* **About this exercise**: Pictures are to be omitted, and every entry below is to be restated exactly.

── Stored data

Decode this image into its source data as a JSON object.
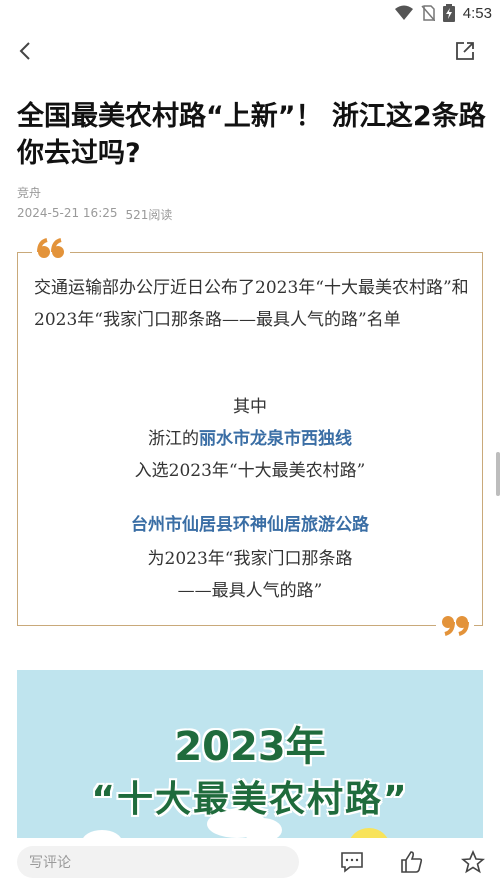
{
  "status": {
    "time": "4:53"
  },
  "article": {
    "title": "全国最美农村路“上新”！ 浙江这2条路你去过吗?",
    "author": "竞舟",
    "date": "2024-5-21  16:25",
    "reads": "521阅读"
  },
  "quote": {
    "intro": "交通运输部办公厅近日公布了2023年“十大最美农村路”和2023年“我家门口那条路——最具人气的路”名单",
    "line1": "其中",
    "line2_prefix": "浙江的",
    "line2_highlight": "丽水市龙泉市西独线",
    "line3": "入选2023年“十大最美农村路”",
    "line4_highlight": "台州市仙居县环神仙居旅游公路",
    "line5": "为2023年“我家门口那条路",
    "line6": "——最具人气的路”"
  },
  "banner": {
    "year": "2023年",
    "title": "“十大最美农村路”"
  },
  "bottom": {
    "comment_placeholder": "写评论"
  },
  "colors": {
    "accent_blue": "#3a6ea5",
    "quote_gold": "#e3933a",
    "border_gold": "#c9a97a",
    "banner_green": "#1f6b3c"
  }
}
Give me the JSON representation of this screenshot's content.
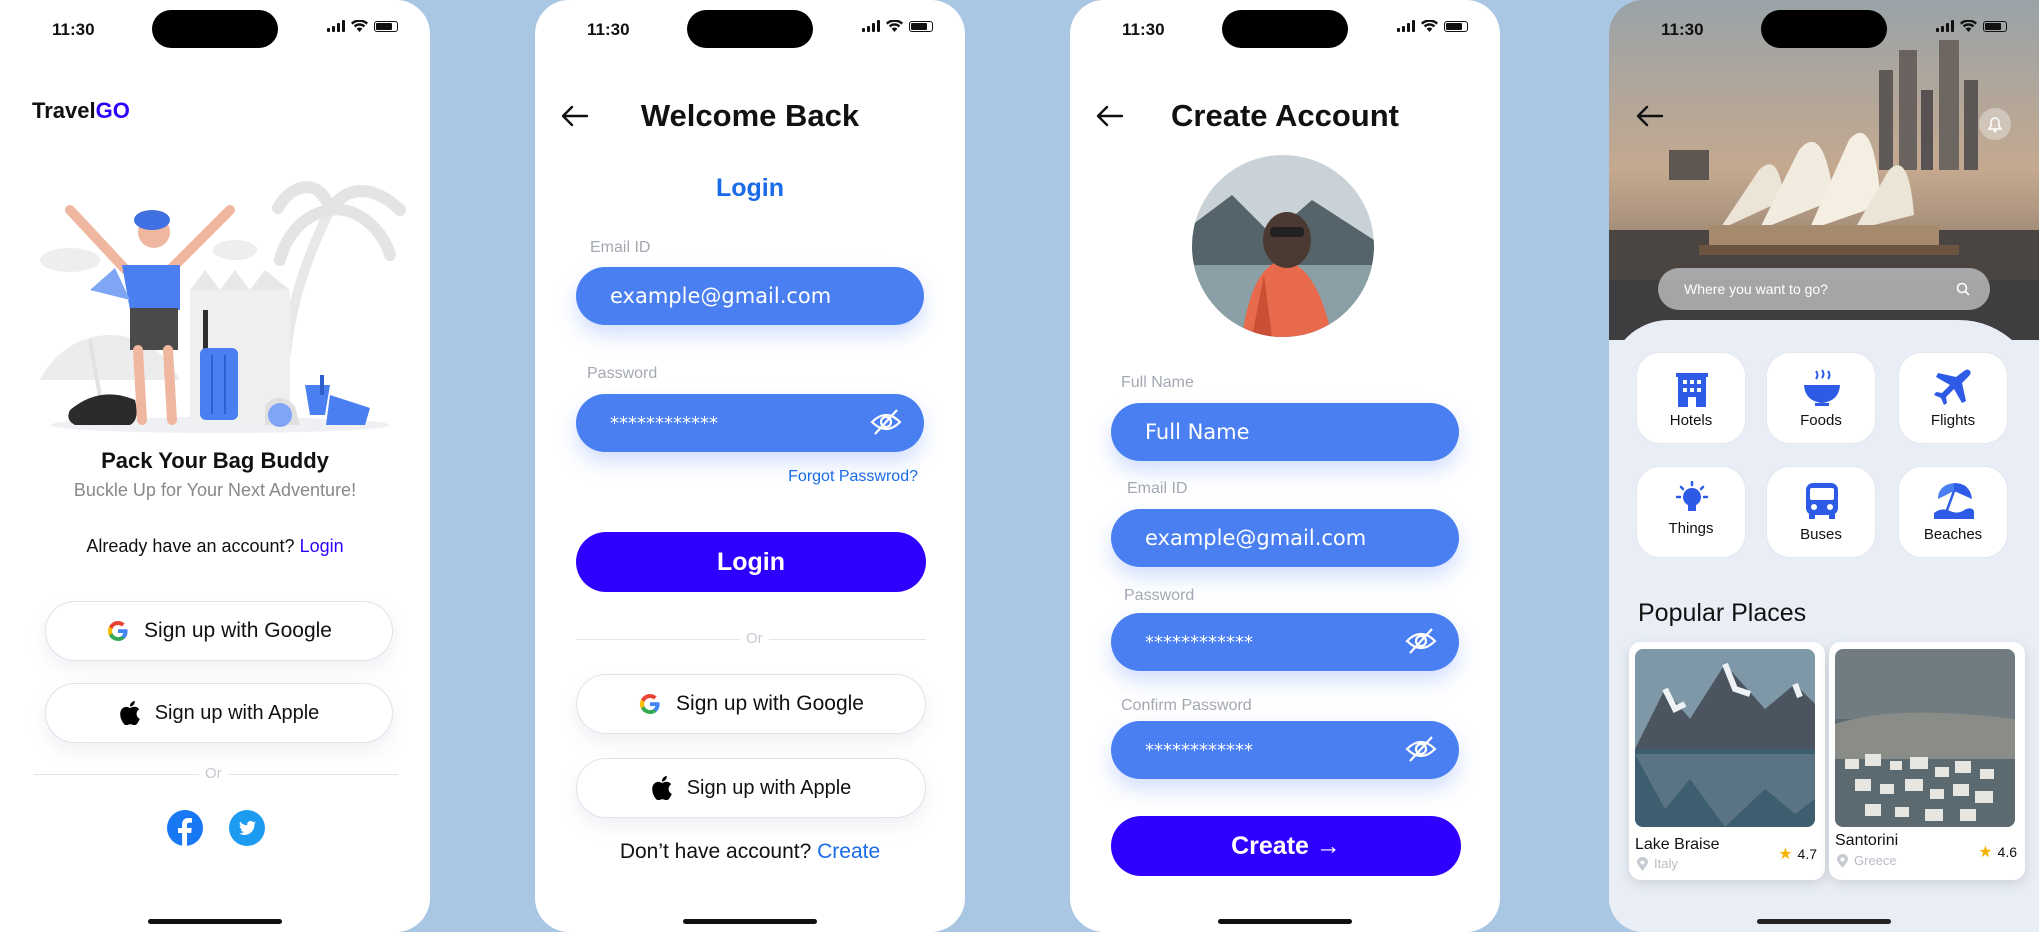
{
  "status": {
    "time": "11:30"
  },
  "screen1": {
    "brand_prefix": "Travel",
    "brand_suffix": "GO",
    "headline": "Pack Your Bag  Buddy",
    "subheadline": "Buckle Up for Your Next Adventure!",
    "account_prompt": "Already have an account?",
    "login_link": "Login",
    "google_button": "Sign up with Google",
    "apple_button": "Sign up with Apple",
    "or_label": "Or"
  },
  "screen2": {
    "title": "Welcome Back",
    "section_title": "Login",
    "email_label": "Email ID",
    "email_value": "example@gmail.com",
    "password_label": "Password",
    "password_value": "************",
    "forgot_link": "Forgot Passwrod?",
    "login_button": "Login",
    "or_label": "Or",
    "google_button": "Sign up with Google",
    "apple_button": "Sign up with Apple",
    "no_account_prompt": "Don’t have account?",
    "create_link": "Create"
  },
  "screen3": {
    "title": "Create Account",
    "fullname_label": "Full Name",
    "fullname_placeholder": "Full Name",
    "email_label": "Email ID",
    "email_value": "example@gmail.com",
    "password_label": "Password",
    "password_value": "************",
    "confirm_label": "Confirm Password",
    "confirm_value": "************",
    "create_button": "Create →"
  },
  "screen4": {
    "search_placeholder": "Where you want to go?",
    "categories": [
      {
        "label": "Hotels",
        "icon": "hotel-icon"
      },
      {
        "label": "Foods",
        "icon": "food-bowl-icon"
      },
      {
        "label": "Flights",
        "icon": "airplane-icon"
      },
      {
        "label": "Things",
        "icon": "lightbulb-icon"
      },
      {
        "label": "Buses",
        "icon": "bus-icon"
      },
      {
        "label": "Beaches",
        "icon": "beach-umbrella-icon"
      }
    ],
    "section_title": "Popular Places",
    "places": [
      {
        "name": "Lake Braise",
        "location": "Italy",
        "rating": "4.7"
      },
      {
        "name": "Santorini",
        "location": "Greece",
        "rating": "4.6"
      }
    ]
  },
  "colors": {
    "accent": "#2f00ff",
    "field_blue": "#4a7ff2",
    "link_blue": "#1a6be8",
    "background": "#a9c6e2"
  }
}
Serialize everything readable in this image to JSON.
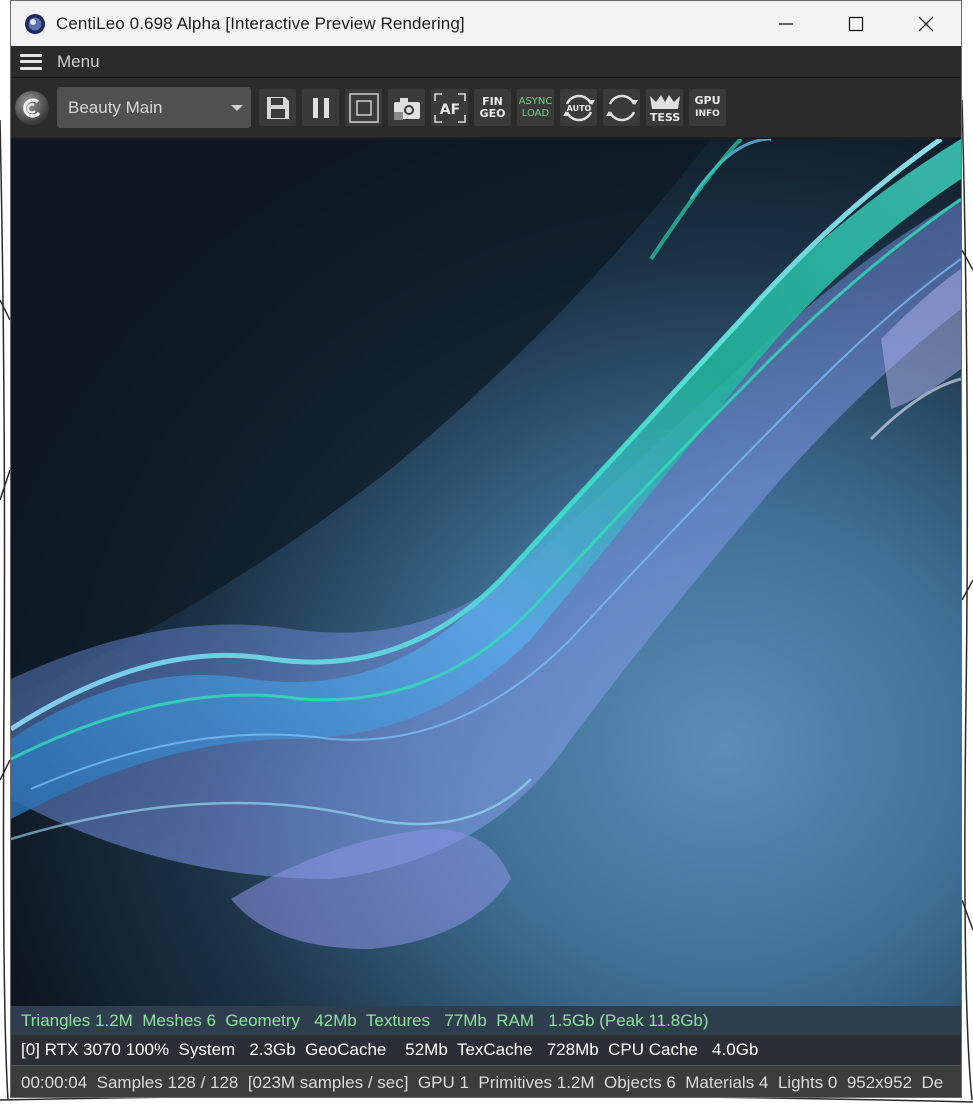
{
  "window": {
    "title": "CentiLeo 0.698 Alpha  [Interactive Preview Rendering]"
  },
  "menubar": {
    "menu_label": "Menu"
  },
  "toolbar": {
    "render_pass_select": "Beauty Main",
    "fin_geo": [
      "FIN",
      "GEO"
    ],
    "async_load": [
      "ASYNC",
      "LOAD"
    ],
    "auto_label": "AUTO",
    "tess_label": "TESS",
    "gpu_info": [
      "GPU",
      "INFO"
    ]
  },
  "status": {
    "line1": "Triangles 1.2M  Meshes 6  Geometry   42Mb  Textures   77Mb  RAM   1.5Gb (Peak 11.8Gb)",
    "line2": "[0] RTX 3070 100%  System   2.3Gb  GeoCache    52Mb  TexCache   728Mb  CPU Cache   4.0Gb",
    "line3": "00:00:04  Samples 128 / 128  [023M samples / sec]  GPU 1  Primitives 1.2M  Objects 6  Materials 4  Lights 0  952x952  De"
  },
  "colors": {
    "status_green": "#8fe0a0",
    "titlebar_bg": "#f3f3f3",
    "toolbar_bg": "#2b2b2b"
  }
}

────

* **Completed exercise**:
Decode this image into its source data as a JSON object.
{
  "status": {
    "time": "4:53"
  },
  "article": {
    "title": "全国最美农村路“上新”！ 浙江这2条路你去过吗?",
    "author": "竞舟",
    "date": "2024-5-21  16:25",
    "reads": "521阅读"
  },
  "quote": {
    "intro": "交通运输部办公厅近日公布了2023年“十大最美农村路”和2023年“我家门口那条路——最具人气的路”名单",
    "line1": "其中",
    "line2_prefix": "浙江的",
    "line2_highlight": "丽水市龙泉市西独线",
    "line3": "入选2023年“十大最美农村路”",
    "line4_highlight": "台州市仙居县环神仙居旅游公路",
    "line5": "为2023年“我家门口那条路",
    "line6": "——最具人气的路”"
  },
  "banner": {
    "year": "2023年",
    "title": "“十大最美农村路”"
  },
  "bottom": {
    "comment_placeholder": "写评论"
  },
  "colors": {
    "accent_blue": "#3a6ea5",
    "quote_gold": "#e3933a",
    "border_gold": "#c9a97a",
    "banner_green": "#1f6b3c"
  }
}
Give me the JSON representation of this screenshot's content.
{
  "status": {
    "time": "11:30"
  },
  "screen1": {
    "brand_prefix": "Travel",
    "brand_suffix": "GO",
    "headline": "Pack Your Bag  Buddy",
    "subheadline": "Buckle Up for Your Next Adventure!",
    "account_prompt": "Already have an account?",
    "login_link": "Login",
    "google_button": "Sign up with Google",
    "apple_button": "Sign up with Apple",
    "or_label": "Or"
  },
  "screen2": {
    "title": "Welcome Back",
    "section_title": "Login",
    "email_label": "Email ID",
    "email_value": "example@gmail.com",
    "password_label": "Password",
    "password_value": "************",
    "forgot_link": "Forgot Passwrod?",
    "login_button": "Login",
    "or_label": "Or",
    "google_button": "Sign up with Google",
    "apple_button": "Sign up with Apple",
    "no_account_prompt": "Don’t have account?",
    "create_link": "Create"
  },
  "screen3": {
    "title": "Create Account",
    "fullname_label": "Full Name",
    "fullname_placeholder": "Full Name",
    "email_label": "Email ID",
    "email_value": "example@gmail.com",
    "password_label": "Password",
    "password_value": "************",
    "confirm_label": "Confirm Password",
    "confirm_value": "************",
    "create_button": "Create →"
  },
  "screen4": {
    "search_placeholder": "Where you want to go?",
    "categories": [
      {
        "label": "Hotels",
        "icon": "hotel-icon"
      },
      {
        "label": "Foods",
        "icon": "food-bowl-icon"
      },
      {
        "label": "Flights",
        "icon": "airplane-icon"
      },
      {
        "label": "Things",
        "icon": "lightbulb-icon"
      },
      {
        "label": "Buses",
        "icon": "bus-icon"
      },
      {
        "label": "Beaches",
        "icon": "beach-umbrella-icon"
      }
    ],
    "section_title": "Popular Places",
    "places": [
      {
        "name": "Lake Braise",
        "location": "Italy",
        "rating": "4.7"
      },
      {
        "name": "Santorini",
        "location": "Greece",
        "rating": "4.6"
      }
    ]
  },
  "colors": {
    "accent": "#2f00ff",
    "field_blue": "#4a7ff2",
    "link_blue": "#1a6be8",
    "background": "#a9c6e2"
  }
}
Serialize everything readable in this image to JSON.
{
  "window": {
    "title": "CentiLeo 0.698 Alpha  [Interactive Preview Rendering]"
  },
  "menubar": {
    "menu_label": "Menu"
  },
  "toolbar": {
    "render_pass_select": "Beauty Main",
    "fin_geo": [
      "FIN",
      "GEO"
    ],
    "async_load": [
      "ASYNC",
      "LOAD"
    ],
    "auto_label": "AUTO",
    "tess_label": "TESS",
    "gpu_info": [
      "GPU",
      "INFO"
    ]
  },
  "status": {
    "line1": "Triangles 1.2M  Meshes 6  Geometry   42Mb  Textures   77Mb  RAM   1.5Gb (Peak 11.8Gb)",
    "line2": "[0] RTX 3070 100%  System   2.3Gb  GeoCache    52Mb  TexCache   728Mb  CPU Cache   4.0Gb",
    "line3": "00:00:04  Samples 128 / 128  [023M samples / sec]  GPU 1  Primitives 1.2M  Objects 6  Materials 4  Lights 0  952x952  De"
  },
  "colors": {
    "status_green": "#8fe0a0",
    "titlebar_bg": "#f3f3f3",
    "toolbar_bg": "#2b2b2b"
  }
}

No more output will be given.